Listed as a gin palace as far back as 1829, the Princess Victoria in Shepherds Bush is keeping the spirit of its former vocation alive. Representing the new wave of bars and pubs which promote craft gin and thoughtful flavours, the team at the Princess Victoria create infusions on the premises using homegrown herbs and their own pocket sized still. We spoke to bar manager Adam Smith about the increasing popularity of craft gin and how one goes about the distilling process. Today’s flavour? Tea: ‘There’s nothing more British than Earl Grey tea and gin!’
Tell us a bit more about the current popularity of gin
It’s a great resurgence - some people have actually said it’s probably the beginnings of the second London gin craze.
You're talking about the gin craze back in the 18th century?

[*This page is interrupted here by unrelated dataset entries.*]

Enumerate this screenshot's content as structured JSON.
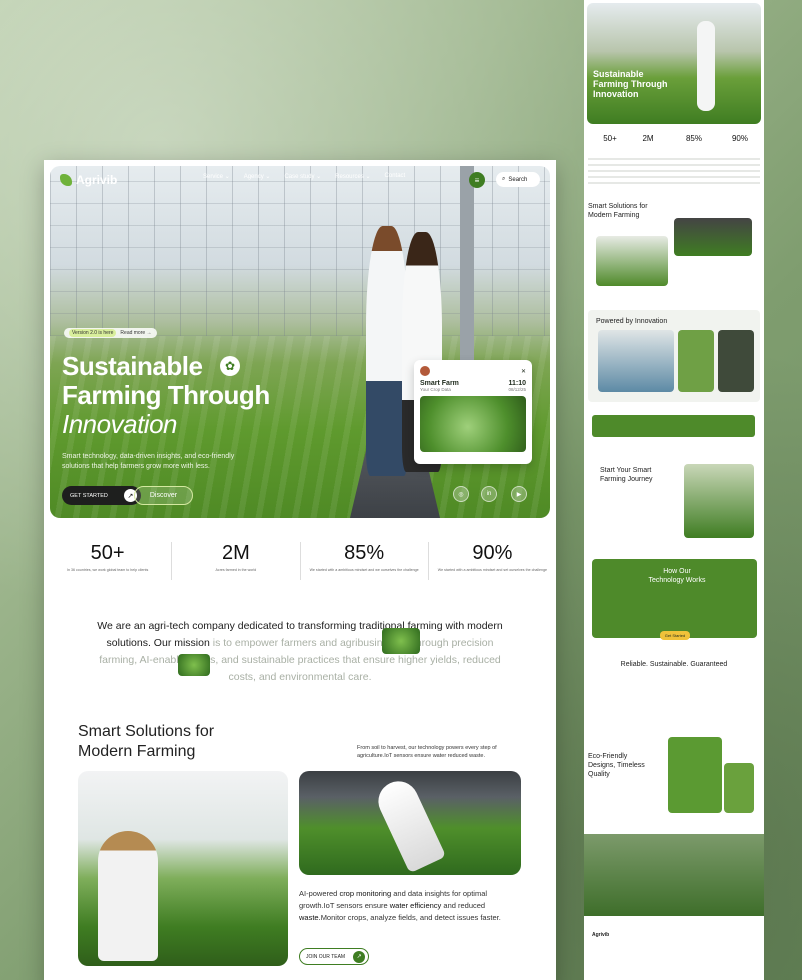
{
  "brand": {
    "name": "Agrivib"
  },
  "nav": {
    "items": [
      "Service",
      "Agency",
      "Case study",
      "Resources",
      "Contact"
    ],
    "search": "Search"
  },
  "hero": {
    "badge_version": "Version 2.0 is here",
    "badge_link": "Read more →",
    "title_line1": "Sustainable",
    "title_line2": "Farming Through",
    "title_line3": "Innovation",
    "subtitle": "Smart technology, data-driven insights, and eco-friendly solutions that help farmers grow more with less.",
    "cta_primary": "GET STARTED",
    "cta_secondary": "Discover",
    "card": {
      "title": "Smart Farm",
      "time": "11:10",
      "label": "Your Crop Data",
      "date": "08/12/25"
    },
    "social": [
      "instagram-icon",
      "linkedin-icon",
      "youtube-icon"
    ]
  },
  "stats": [
    {
      "value": "50+",
      "desc": "In 36 countries, we work global team to help clients"
    },
    {
      "value": "2M",
      "desc": "Acres farmed in the world"
    },
    {
      "value": "85%",
      "desc": "We started with a ambitious mindset and we ourselves the challenge"
    },
    {
      "value": "90%",
      "desc": "We started with a ambitious mindset and set ourselves the challenge"
    }
  ],
  "about": {
    "dark": "We are an agri-tech company dedicated to transforming traditional farming with modern solutions. Our mission",
    "light": " is to empower farmers and agribusinesses through precision farming, AI-enabled tools, and sustainable practices that ensure higher yields, reduced costs, and environmental care."
  },
  "solutions": {
    "title": "Smart Solutions for Modern Farming",
    "note": "From soil to harvest, our technology powers every step of agriculture.IoT sensors ensure water reduced waste.",
    "desc_a": "AI-powered ",
    "desc_b": "crop monitoring",
    "desc_c": " and data insights for optimal growth.IoT sensors ensure ",
    "desc_d": "water efficiency",
    "desc_e": " and reduced ",
    "desc_f": "waste.",
    "desc_g": "Monitor crops, analyze fields, and detect issues faster.",
    "cta": "JOIN OUR TEAM"
  },
  "right": {
    "hero_title": "Sustainable Farming Through Innovation",
    "stats": [
      "50+",
      "2M",
      "85%",
      "90%"
    ],
    "smart": "Smart Solutions for Modern Farming",
    "powered": "Powered by Innovation",
    "journey": "Start Your Smart Farming Journey",
    "how": "How Our Technology Works",
    "get_started": "Get Started",
    "reliable": "Reliable. Sustainable. Guaranteed",
    "eco": "Eco-Friendly Designs, Timeless Quality",
    "footer_brand": "Agrivib"
  },
  "colors": {
    "accent": "#3f7d22",
    "dark": "#1e1f1e",
    "light_green": "#d9ef9c"
  }
}
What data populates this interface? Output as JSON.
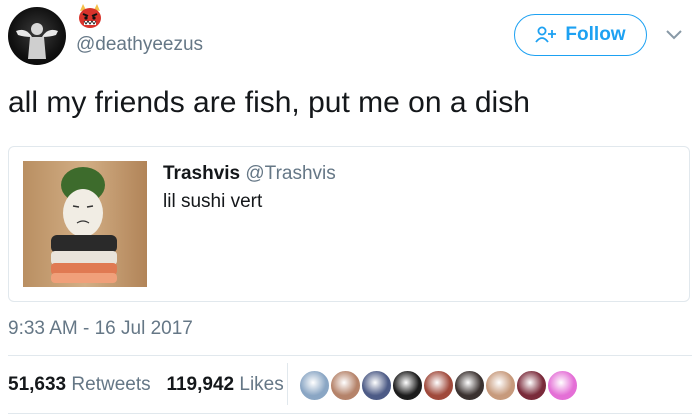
{
  "author": {
    "handle": "@deathyeezus",
    "avatar_icon": "winged-figure-avatar",
    "badge_icon": "japanese-ogre-emoji"
  },
  "follow_button": {
    "label": "Follow",
    "icon": "add-person-icon",
    "color": "#1da1f2"
  },
  "menu_icon": "chevron-down-icon",
  "tweet": {
    "text": "all my friends are fish, put me on a dish"
  },
  "quoted_tweet": {
    "name": "Trashvis",
    "handle": "@Trashvis",
    "text": "lil sushi vert",
    "image_icon": "sushi-character-photo"
  },
  "timestamp": "9:33 AM - 16 Jul 2017",
  "stats": {
    "retweets_count": "51,633",
    "retweets_label": "Retweets",
    "likes_count": "119,942",
    "likes_label": "Likes"
  },
  "likers": [
    {
      "color": "#8aa6c4"
    },
    {
      "color": "#b5836a"
    },
    {
      "color": "#4d5b86"
    },
    {
      "color": "#1d1d1d"
    },
    {
      "color": "#a04a3c"
    },
    {
      "color": "#3b3230"
    },
    {
      "color": "#c79a7c"
    },
    {
      "color": "#7a2a3a"
    },
    {
      "color": "#e46fd6"
    }
  ]
}
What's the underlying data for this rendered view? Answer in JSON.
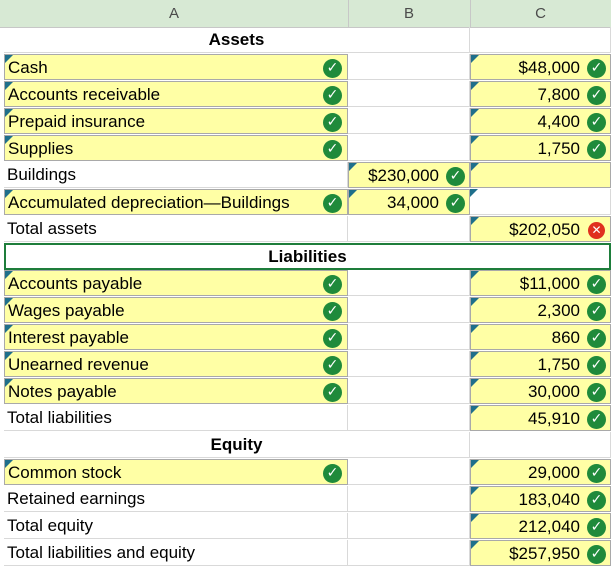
{
  "column_headers": [
    "A",
    "B",
    "C"
  ],
  "colors": {
    "check": "#1f8a3b",
    "error": "#e0301e",
    "input_fill": "#ffffa5",
    "header_fill": "#d7e9d4"
  },
  "sections": {
    "assets_header": "Assets",
    "liabilities_header": "Liabilities",
    "equity_header": "Equity"
  },
  "rows": {
    "cash": {
      "label": "Cash",
      "c": "$48,000"
    },
    "ar": {
      "label": "Accounts receivable",
      "c": "7,800"
    },
    "prepaid": {
      "label": "Prepaid insurance",
      "c": "4,400"
    },
    "supplies": {
      "label": "Supplies",
      "c": "1,750"
    },
    "buildings": {
      "label": "Buildings",
      "b": "$230,000"
    },
    "accdep": {
      "label": "Accumulated depreciation—Buildings",
      "b": "34,000"
    },
    "total_assets": {
      "label": "Total assets",
      "c": "$202,050"
    },
    "ap": {
      "label": "Accounts payable",
      "c": "$11,000"
    },
    "wages": {
      "label": "Wages payable",
      "c": "2,300"
    },
    "interest": {
      "label": "Interest payable",
      "c": "860"
    },
    "unearned": {
      "label": "Unearned revenue",
      "c": "1,750"
    },
    "notes": {
      "label": "Notes payable",
      "c": "30,000"
    },
    "total_liab": {
      "label": "Total liabilities",
      "c": "45,910"
    },
    "common": {
      "label": "Common stock",
      "c": "29,000"
    },
    "retained": {
      "label": "Retained earnings",
      "c": "183,040"
    },
    "total_equity": {
      "label": "Total equity",
      "c": "212,040"
    },
    "total_le": {
      "label": "Total liabilities and equity",
      "c": "$257,950"
    }
  }
}
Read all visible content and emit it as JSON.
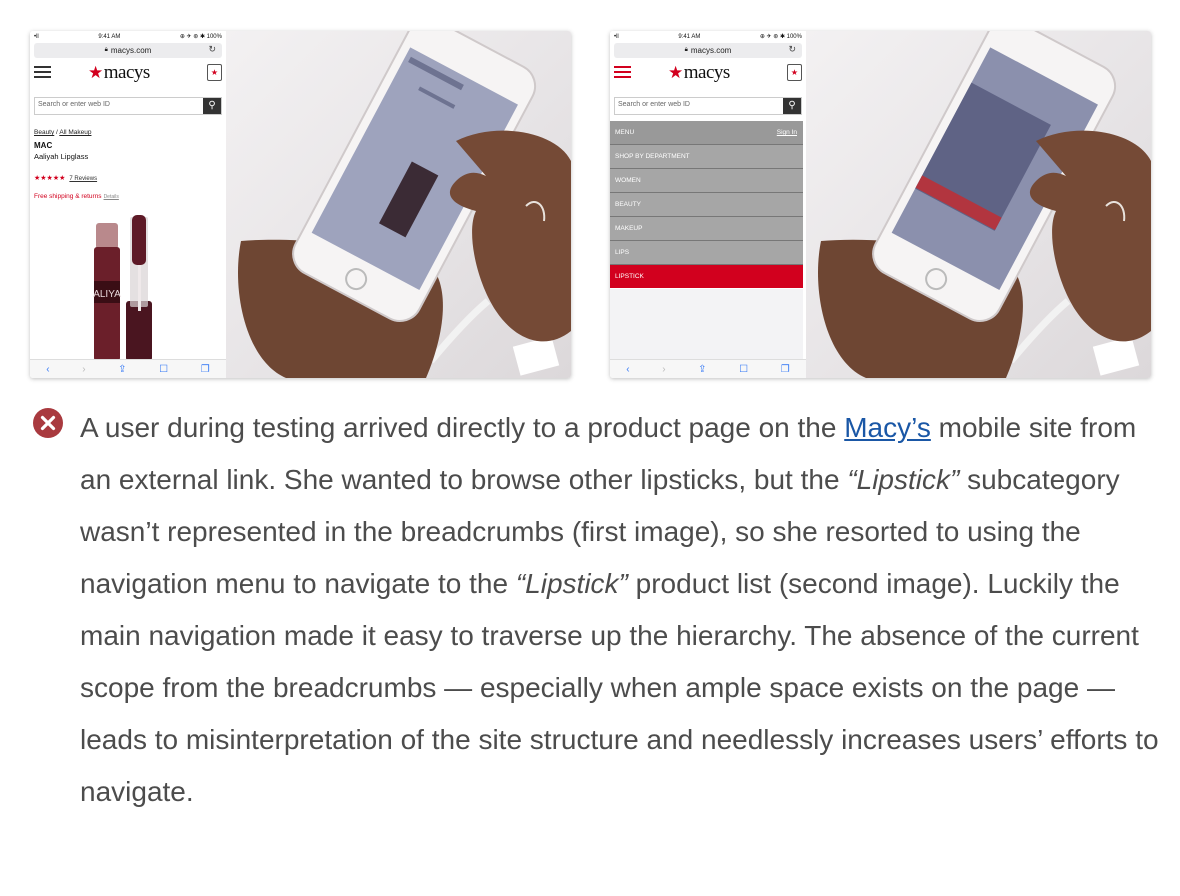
{
  "figure1": {
    "status": {
      "signal": "•ll ",
      "time": "9:41 AM",
      "battery": "⊕ ✈ ⊛ ✱ 100%"
    },
    "url": "macys.com",
    "logo": "macys",
    "search_placeholder": "Search or enter web ID",
    "breadcrumb": {
      "item1": "Beauty",
      "separator": " / ",
      "item2": "All Makeup"
    },
    "product_brand": "MAC",
    "product_name": "Aaliyah Lipglass",
    "rating_stars": "★★★★★",
    "reviews": "7 Reviews",
    "shipping": "Free shipping & returns",
    "details": "Details",
    "product_label": "ALIYA"
  },
  "figure2": {
    "status": {
      "signal": "•ll ",
      "time": "9:41 AM",
      "battery": "⊕ ✈ ⊛ ✱ 100%"
    },
    "url": "macys.com",
    "logo": "macys",
    "search_placeholder": "Search or enter web ID",
    "menu_title": "MENU",
    "sign_in": "Sign In",
    "menu_items": [
      "SHOP BY DEPARTMENT",
      "WOMEN",
      "BEAUTY",
      "MAKEUP",
      "LIPS",
      "LIPSTICK"
    ]
  },
  "caption": {
    "part1": "A user during testing arrived directly to a product page on the ",
    "link": "Macy’s",
    "part2": " mobile site from an external link. She wanted to browse other lipsticks, but the ",
    "em1": "“Lipstick”",
    "part3": " subcategory wasn’t represented in the breadcrumbs (first image), so she resorted to using the navigation menu to navigate to the ",
    "em2": "“Lipstick”",
    "part4": " product list (second image). Luckily the main navigation made it easy to traverse up the hierarchy. The absence of the current scope from the breadcrumbs — especially when ample space exists on the page — leads to misinterpretation of the site structure and needlessly increases users’ efforts to navigate."
  },
  "colors": {
    "brand_red": "#d2001e",
    "error_icon": "#a93a3f",
    "link": "#1a57a6",
    "text": "#4c4c4c"
  }
}
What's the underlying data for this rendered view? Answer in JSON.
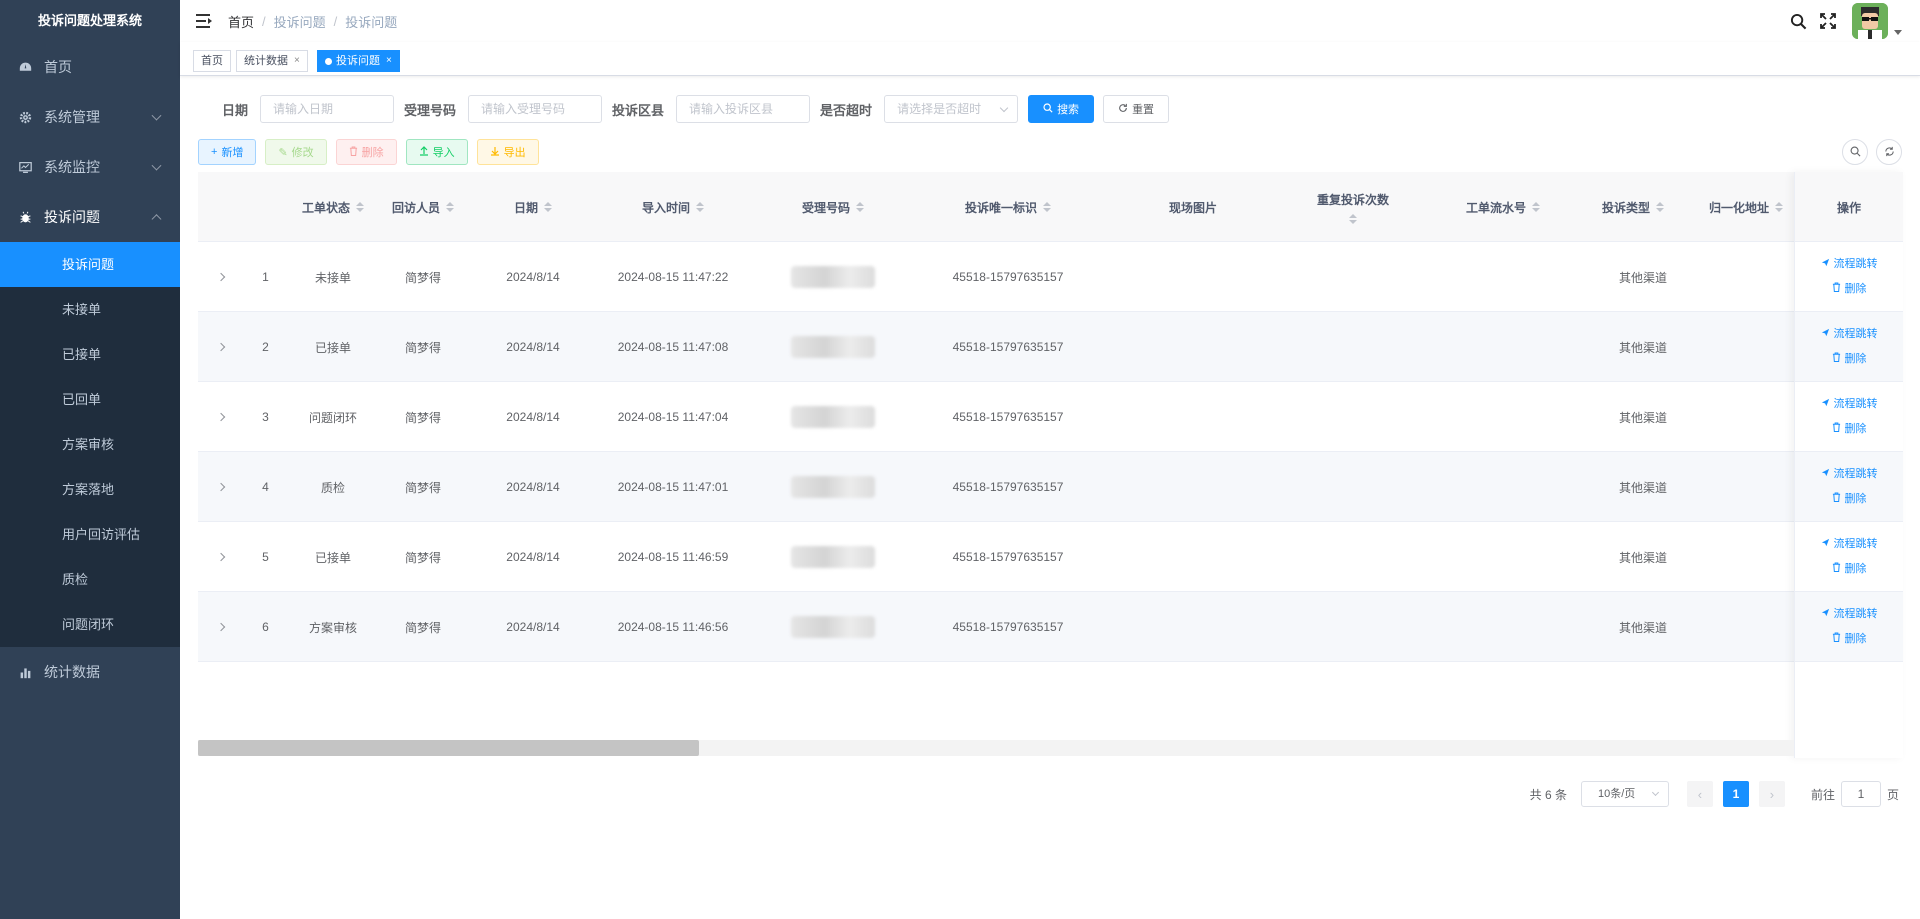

Yeah, the first gin craze was 1727 - 1757, and it basically nearly destroyed England. It’s because gin was such a bad product at that point, there was no regulation, nothing at all. Anyone could make it - and anyone did make it! It was recorded that 8 out of 10 hospitable buildings had a gin still in them, and were distilling. Eventually the government started to crack down, and made the Gin Acts. Over the course of fifty years these basically quelled the production of gin. One of the last gin acts to be passed made the minimum still size 1800 litres, making gin inaccessible to smaller producers. That ended the London gin craze.